Work instruction:
From the entries that follow, copy each line in which "vertices" appears.

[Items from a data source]
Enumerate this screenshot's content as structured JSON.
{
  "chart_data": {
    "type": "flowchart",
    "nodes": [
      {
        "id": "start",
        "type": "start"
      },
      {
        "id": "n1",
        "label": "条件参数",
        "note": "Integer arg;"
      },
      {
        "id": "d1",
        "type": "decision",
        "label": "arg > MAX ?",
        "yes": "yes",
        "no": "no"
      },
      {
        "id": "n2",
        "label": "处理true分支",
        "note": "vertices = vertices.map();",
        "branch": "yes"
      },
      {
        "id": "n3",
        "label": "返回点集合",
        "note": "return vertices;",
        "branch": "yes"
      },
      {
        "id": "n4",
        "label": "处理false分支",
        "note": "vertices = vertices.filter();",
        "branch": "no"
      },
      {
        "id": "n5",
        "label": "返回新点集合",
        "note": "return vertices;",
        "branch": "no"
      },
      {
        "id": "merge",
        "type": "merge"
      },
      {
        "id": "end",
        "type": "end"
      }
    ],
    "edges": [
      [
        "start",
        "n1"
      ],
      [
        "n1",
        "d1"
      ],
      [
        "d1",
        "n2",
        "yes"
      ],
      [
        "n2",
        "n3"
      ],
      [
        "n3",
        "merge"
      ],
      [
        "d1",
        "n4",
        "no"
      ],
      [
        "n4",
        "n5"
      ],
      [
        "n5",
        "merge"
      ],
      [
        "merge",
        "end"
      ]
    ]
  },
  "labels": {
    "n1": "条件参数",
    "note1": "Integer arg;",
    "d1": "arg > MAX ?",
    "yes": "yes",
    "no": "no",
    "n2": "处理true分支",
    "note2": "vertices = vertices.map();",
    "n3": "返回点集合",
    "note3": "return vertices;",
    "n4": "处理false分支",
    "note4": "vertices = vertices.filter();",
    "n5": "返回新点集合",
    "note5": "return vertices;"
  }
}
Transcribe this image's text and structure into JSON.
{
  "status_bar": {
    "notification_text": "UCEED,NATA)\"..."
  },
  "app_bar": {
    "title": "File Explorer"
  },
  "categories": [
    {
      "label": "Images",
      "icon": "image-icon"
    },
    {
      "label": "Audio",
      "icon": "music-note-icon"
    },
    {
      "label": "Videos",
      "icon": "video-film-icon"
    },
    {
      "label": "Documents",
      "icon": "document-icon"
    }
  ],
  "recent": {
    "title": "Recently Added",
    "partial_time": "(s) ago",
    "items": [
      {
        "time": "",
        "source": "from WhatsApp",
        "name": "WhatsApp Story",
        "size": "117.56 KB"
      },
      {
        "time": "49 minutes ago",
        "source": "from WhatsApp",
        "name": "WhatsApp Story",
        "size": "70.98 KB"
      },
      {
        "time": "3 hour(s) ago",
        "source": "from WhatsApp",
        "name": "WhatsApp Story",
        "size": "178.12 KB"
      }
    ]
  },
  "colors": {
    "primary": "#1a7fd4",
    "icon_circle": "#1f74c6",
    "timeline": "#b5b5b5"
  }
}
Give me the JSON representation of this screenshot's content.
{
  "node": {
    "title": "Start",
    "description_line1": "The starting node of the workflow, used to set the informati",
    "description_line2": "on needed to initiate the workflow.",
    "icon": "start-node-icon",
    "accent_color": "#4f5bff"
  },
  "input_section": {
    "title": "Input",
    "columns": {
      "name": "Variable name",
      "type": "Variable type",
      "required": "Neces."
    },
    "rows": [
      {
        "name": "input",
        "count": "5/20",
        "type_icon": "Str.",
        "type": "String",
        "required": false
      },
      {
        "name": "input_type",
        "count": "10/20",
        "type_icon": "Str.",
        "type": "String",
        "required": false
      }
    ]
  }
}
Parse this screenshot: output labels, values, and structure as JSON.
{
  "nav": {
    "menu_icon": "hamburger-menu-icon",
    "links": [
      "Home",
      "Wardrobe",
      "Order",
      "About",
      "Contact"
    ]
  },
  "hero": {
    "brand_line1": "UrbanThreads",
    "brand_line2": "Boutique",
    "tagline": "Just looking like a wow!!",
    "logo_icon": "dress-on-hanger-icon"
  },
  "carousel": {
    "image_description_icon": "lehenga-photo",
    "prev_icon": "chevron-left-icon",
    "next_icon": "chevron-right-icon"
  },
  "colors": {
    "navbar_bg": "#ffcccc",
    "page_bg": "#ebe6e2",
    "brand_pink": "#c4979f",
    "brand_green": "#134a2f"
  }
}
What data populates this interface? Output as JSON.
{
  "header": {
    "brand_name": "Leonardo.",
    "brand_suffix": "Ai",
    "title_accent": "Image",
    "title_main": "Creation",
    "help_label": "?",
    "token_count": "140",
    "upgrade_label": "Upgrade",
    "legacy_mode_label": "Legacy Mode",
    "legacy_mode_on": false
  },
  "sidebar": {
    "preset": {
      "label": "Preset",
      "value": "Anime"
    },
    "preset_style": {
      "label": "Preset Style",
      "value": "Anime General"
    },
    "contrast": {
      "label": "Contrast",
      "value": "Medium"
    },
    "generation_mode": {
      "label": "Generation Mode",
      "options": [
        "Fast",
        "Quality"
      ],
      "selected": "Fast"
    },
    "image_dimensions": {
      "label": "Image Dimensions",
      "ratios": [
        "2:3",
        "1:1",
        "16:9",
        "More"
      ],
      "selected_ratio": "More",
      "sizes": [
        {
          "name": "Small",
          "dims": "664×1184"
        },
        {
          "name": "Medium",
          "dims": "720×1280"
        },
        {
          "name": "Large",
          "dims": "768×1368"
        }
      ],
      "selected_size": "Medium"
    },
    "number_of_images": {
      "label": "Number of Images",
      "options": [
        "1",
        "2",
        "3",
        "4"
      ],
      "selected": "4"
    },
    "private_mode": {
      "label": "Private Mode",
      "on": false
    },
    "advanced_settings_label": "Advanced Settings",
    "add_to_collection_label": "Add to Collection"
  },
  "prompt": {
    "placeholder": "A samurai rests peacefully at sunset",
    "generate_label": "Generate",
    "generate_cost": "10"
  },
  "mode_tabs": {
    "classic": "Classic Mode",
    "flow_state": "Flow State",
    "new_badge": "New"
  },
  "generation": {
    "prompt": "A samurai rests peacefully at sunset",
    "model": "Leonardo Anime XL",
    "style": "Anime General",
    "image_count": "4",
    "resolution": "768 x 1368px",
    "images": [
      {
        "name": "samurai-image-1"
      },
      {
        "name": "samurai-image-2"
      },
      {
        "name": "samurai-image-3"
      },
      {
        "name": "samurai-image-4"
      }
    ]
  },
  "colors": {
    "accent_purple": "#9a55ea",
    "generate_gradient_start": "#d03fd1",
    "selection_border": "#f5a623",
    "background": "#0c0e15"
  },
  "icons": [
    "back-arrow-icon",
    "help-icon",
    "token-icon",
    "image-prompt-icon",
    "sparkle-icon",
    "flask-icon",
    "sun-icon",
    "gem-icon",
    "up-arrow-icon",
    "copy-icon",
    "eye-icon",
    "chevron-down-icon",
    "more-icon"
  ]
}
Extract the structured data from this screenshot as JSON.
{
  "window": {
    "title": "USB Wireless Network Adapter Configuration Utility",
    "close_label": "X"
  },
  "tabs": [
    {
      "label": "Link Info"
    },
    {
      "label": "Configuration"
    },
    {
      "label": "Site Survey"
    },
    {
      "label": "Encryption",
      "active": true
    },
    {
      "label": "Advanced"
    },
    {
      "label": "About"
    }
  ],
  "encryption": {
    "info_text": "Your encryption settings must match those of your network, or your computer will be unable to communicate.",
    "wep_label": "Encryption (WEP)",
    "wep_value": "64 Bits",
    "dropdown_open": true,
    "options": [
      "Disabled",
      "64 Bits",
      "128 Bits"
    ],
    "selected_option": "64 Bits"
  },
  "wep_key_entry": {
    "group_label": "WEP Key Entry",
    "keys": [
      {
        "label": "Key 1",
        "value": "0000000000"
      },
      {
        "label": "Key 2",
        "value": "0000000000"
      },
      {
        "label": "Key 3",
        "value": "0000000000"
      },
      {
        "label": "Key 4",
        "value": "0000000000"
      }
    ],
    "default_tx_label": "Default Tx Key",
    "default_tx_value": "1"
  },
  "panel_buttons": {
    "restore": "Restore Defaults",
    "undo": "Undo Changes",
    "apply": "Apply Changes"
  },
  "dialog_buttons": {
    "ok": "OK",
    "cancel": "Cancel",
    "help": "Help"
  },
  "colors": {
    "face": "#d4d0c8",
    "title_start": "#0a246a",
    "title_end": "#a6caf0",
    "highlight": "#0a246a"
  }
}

Exercise result:
        "note": "vertices = vertices.map();",
        "note": "return vertices;",
        "note": "vertices = vertices.filter();",
        "note": "return vertices;",
    "note2": "vertices = vertices.map();",
    "note3": "return vertices;",
    "note4": "vertices = vertices.filter();",
    "note5": "return vertices;"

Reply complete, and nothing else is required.